In Minnesota, hostile work environment sexual harassment is specifically defined. See Minn. Stat. § 363A.03, Subd. 43. For harassment by employees, the plaintiff must show: (1) the employee belongs to a protected group; (2) the employee was subjected to unwelcome sexual harassment; (3) the harassment was based on sex; (4) the harassment affected a term, condition, or privilege of employment; and (5) the employer knew or should have known of the harassment and failed to take timely and appropriate remedial action. See e.g., Costilla v. State, 571 N.W.2d 587, 595 (Minn. Ct. App. 1997), review denied (Minn. Jan. 28, 1998). If a supervisor is involved, the complaining employee “is not required to prove that his or her employer knew or should have known about the sexual harassment and failed to take timely and appropriate action.” Frieler v. Carlson Marking Group, Inc., 751 N.W.2d 558, 567 (Minn. 2008). If Donald did the things Hillary accuses him of, it smells like harassment. See //Articles/March-2011-Update-on-Two-Aspects-of-the-Law-on.pdf for a good description of behaviors that may or may not be considered harassment; see also //Articles/Discrimination_and_Harassment_Training.pdf.

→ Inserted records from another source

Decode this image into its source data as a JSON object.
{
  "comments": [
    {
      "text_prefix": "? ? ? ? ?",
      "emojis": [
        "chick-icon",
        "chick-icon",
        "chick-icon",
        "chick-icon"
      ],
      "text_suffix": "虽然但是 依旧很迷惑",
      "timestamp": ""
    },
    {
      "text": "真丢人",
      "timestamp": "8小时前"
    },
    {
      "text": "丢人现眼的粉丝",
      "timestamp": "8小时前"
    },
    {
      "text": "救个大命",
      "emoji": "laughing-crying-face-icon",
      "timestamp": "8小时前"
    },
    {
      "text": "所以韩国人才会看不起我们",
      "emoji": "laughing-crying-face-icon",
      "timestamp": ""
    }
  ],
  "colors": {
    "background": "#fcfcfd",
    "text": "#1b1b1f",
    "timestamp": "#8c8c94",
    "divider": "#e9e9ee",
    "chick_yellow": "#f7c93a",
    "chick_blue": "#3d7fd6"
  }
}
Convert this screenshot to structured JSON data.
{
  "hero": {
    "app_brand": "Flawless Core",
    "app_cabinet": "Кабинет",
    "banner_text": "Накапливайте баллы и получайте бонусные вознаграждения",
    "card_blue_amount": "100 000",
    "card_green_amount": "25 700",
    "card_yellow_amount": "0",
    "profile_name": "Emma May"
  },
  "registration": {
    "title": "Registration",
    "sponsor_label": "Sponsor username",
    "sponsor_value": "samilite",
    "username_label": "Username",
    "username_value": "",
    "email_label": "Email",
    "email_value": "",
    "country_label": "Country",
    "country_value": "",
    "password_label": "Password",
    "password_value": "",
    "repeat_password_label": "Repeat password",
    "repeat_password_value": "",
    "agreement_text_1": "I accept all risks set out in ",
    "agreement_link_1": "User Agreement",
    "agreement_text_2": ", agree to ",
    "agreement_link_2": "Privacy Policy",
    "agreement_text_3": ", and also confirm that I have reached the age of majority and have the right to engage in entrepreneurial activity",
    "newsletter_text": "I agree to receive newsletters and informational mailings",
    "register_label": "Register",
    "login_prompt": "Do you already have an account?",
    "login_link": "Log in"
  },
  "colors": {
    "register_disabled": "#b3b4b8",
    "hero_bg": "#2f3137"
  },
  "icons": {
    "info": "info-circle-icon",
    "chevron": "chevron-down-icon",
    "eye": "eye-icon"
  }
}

In Minnesota, both employers and individuals are prohibited from “intentionally engaging in any reprisal against any person because that person . . . opposed a practice forbidden” by the Minnesota Human Rights Act. Minn. Stat. § 363A.15. An employee making a claim of retaliation must show “(1) statutorily protected conduct by the employee; (2) adverse employment action by the employer or a person; and (3) a causal connection between the two.” Hoover v. Norwest Private Mortgage Banking, 632 N.W.2d 534, 548 (Minn. 2001). Retaliation includes, but is not limited to, “any form of intimidation, retaliation, or harassment.” Minn. Stat. § 363A.15. If Hillary did the things Donald accuses her of, it smells like retaliation. See the EEOC’s recent enforcement guidance on retaliation and //Articles/managingmisbehaviorinexecutiveskeyemployeesandboardmembers.pdf.

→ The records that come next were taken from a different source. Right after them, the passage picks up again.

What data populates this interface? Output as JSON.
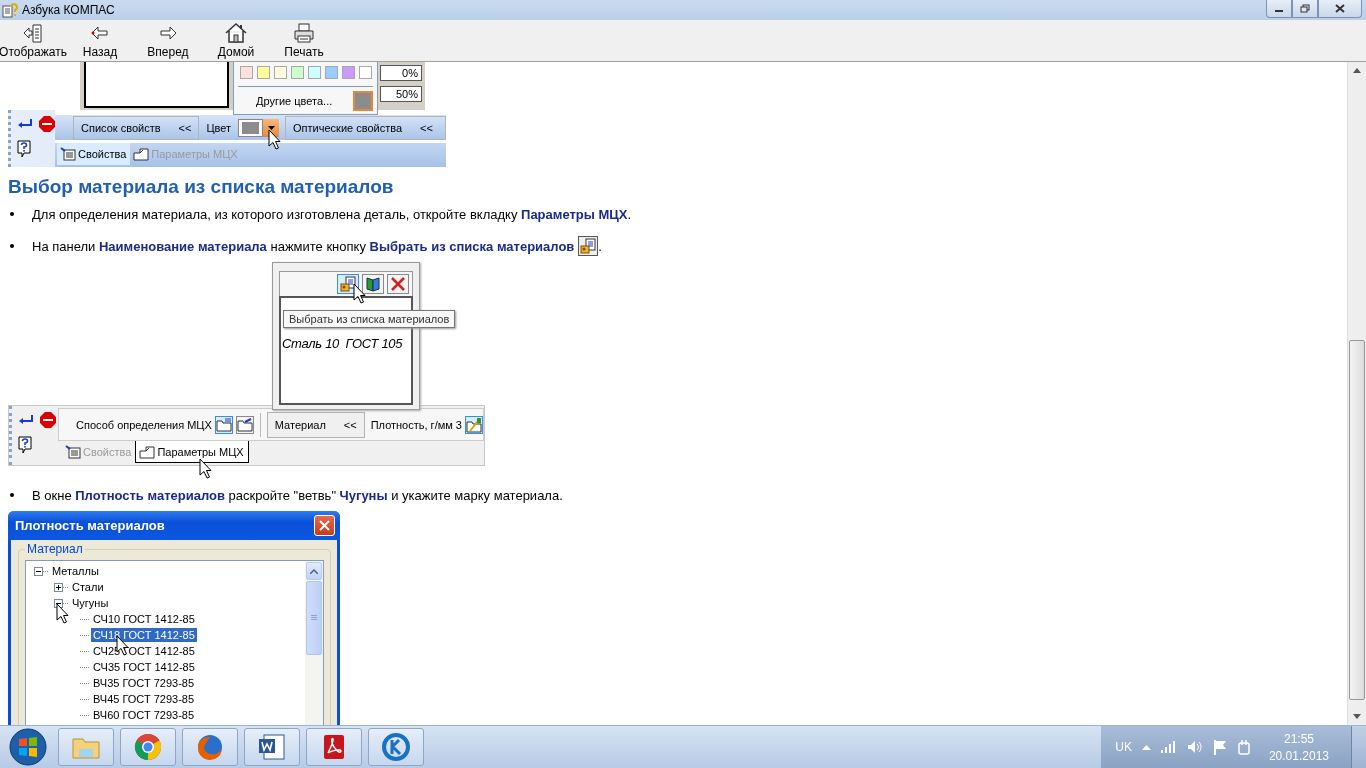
{
  "window": {
    "title": "Азбука КОМПАС"
  },
  "toolbar": [
    {
      "kind": "show",
      "label": "Отображать"
    },
    {
      "kind": "back",
      "label": "Назад"
    },
    {
      "kind": "forward",
      "label": "Вперед"
    },
    {
      "kind": "home",
      "label": "Домой"
    },
    {
      "kind": "print",
      "label": "Печать"
    }
  ],
  "figure_color": {
    "swatches": [
      {
        "color": "#fde0e0"
      },
      {
        "color": "#ffff99"
      },
      {
        "color": "#ffffe0"
      },
      {
        "color": "#ccffcc"
      },
      {
        "color": "#ccffff"
      },
      {
        "color": "#99ccff"
      },
      {
        "color": "#cc99ff"
      },
      {
        "color": "#ffffff"
      }
    ],
    "more_colors": "Другие цвета...",
    "field_1": "0%",
    "field_2": "50%",
    "property_list": {
      "label": "Список свойств",
      "chevron": "<<"
    },
    "color_label": "Цвет",
    "optical": {
      "label": "Оптические свойства",
      "chevron": "<<"
    },
    "tabs": [
      {
        "label": "Свойства",
        "selected": true,
        "disabled": false
      },
      {
        "label": "Параметры МЦХ",
        "selected": false,
        "disabled": true
      }
    ]
  },
  "heading": "Выбор материала из списка материалов",
  "bullets": [
    {
      "kind": "text",
      "text": "Для определения материала, из которого изготовлена деталь, откройте вкладку **Параметры МЦХ**."
    },
    {
      "kind": "button-icon",
      "text": "На панели **Наименование материала** нажмите кнопку **Выбрать из списка материалов**",
      "suffix": "."
    }
  ],
  "figure_material": {
    "tooltip": "Выбрать из списка материалов",
    "material_text": "Сталь 10  ГОСТ 105",
    "method_label": "Способ определения МЦХ",
    "material_button": {
      "label": "Материал",
      "chevron": "<<"
    },
    "density_label": "Плотность, г/мм 3",
    "tabs": [
      {
        "label": "Свойства",
        "selected": false,
        "disabled": true
      },
      {
        "label": "Параметры МЦХ",
        "selected": true,
        "disabled": false
      }
    ]
  },
  "bullets_2": [
    {
      "kind": "text",
      "text": "В окне **Плотность материалов** раскройте \"ветвь\" **Чугуны** и укажите марку материала."
    }
  ],
  "dialog": {
    "title": "Плотность материалов",
    "group": "Материал",
    "tree": [
      {
        "label": "Металлы",
        "expanded": true,
        "selected": false,
        "children": [
          {
            "label": "Стали",
            "expanded": false,
            "selected": false
          },
          {
            "label": "Чугуны",
            "expanded": true,
            "selected": false,
            "children": [
              {
                "label": "СЧ10  ГОСТ 1412-85",
                "selected": false
              },
              {
                "label": "СЧ18  ГОСТ 1412-85",
                "selected": true
              },
              {
                "label": "СЧ25  ГОСТ 1412-85",
                "selected": false
              },
              {
                "label": "СЧ35  ГОСТ 1412-85",
                "selected": false
              },
              {
                "label": "ВЧ35  ГОСТ 7293-85",
                "selected": false
              },
              {
                "label": "ВЧ45  ГОСТ 7293-85",
                "selected": false
              },
              {
                "label": "ВЧ60  ГОСТ 7293-85",
                "selected": false
              }
            ]
          }
        ]
      }
    ]
  },
  "taskbar": {
    "language": "UK",
    "time": "21:55",
    "date": "20.01.2013"
  }
}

Fortunately, applicants in the private workplace don’t campaign for their positions like our presidential candidates. However, this election presents good timing to highlight the issues of disability-related inquiries, drug testing, harassment and retaliation and their impact on the workplace.

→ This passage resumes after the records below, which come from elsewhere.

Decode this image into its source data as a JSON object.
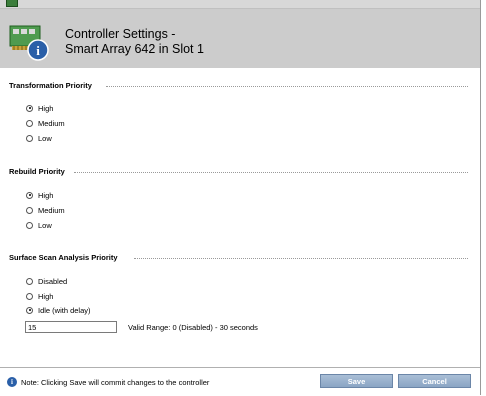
{
  "header": {
    "title_line1": "Controller Settings -",
    "title_line2": "Smart Array 642 in Slot 1",
    "icon": "controller-card-info-icon"
  },
  "sections": {
    "transformation": {
      "title": "Transformation Priority",
      "options": [
        "High",
        "Medium",
        "Low"
      ],
      "selected": "High"
    },
    "rebuild": {
      "title": "Rebuild Priority",
      "options": [
        "High",
        "Medium",
        "Low"
      ],
      "selected": "High"
    },
    "surface_scan": {
      "title": "Surface Scan Analysis Priority",
      "options": [
        "Disabled",
        "High",
        "Idle (with delay)"
      ],
      "selected": "Idle (with delay)",
      "delay_value": "15",
      "valid_range": "Valid Range: 0 (Disabled) - 30 seconds"
    }
  },
  "footer": {
    "note": "Note: Clicking Save will commit changes to the controller",
    "save_label": "Save",
    "cancel_label": "Cancel"
  },
  "colors": {
    "header_bg": "#cccccc",
    "button_bg": "#8aa5c4",
    "info_icon": "#2a5fa8"
  }
}
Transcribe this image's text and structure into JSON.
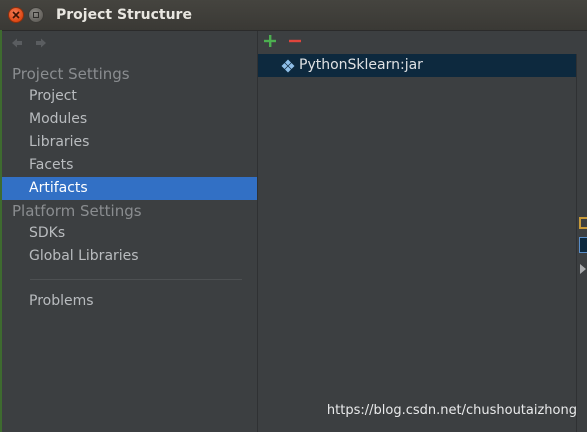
{
  "window": {
    "title": "Project Structure"
  },
  "colors": {
    "selection_bg": "#3270c5",
    "artifact_row_bg": "#0d293e",
    "add_icon": "#4caf50",
    "remove_icon": "#e0453c",
    "close_button": "#dd4814"
  },
  "icons": {
    "back": "arrow-left-icon",
    "forward": "arrow-right-icon",
    "add": "plus-icon",
    "remove": "minus-icon",
    "artifact": "artifact-jar-icon"
  },
  "sidebar": {
    "project_settings_header": "Project Settings",
    "platform_settings_header": "Platform Settings",
    "items": [
      {
        "label": "Project"
      },
      {
        "label": "Modules"
      },
      {
        "label": "Libraries"
      },
      {
        "label": "Facets"
      },
      {
        "label": "Artifacts"
      },
      {
        "label": "SDKs"
      },
      {
        "label": "Global Libraries"
      },
      {
        "label": "Problems"
      }
    ],
    "selected": "Artifacts"
  },
  "main": {
    "artifacts": [
      {
        "name": "PythonSklearn:jar"
      }
    ]
  },
  "watermark": "https://blog.csdn.net/chushoutaizhong"
}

Tom Marshall is an attorney with Engelmeier & Umanah, P.A. Tom primarily practices in workplace law, including discrimination matters, disability management issues, employer drug testing and other business matters, as well as training and counseling on policies, handbooks and other day-to-day employment issues. He has helped employers and employees obtain appropriate and effective resolution of disputes including a $2.6 Million federal verdict in favor of an employee who suffered disability discrimination. Tom has represented employer and employee litigants in Minnesota and other parts of the country. He has tried over 30 jury cases to verdict in state and federal courts. Tom can be reached at 612-455-7720 or [email protected]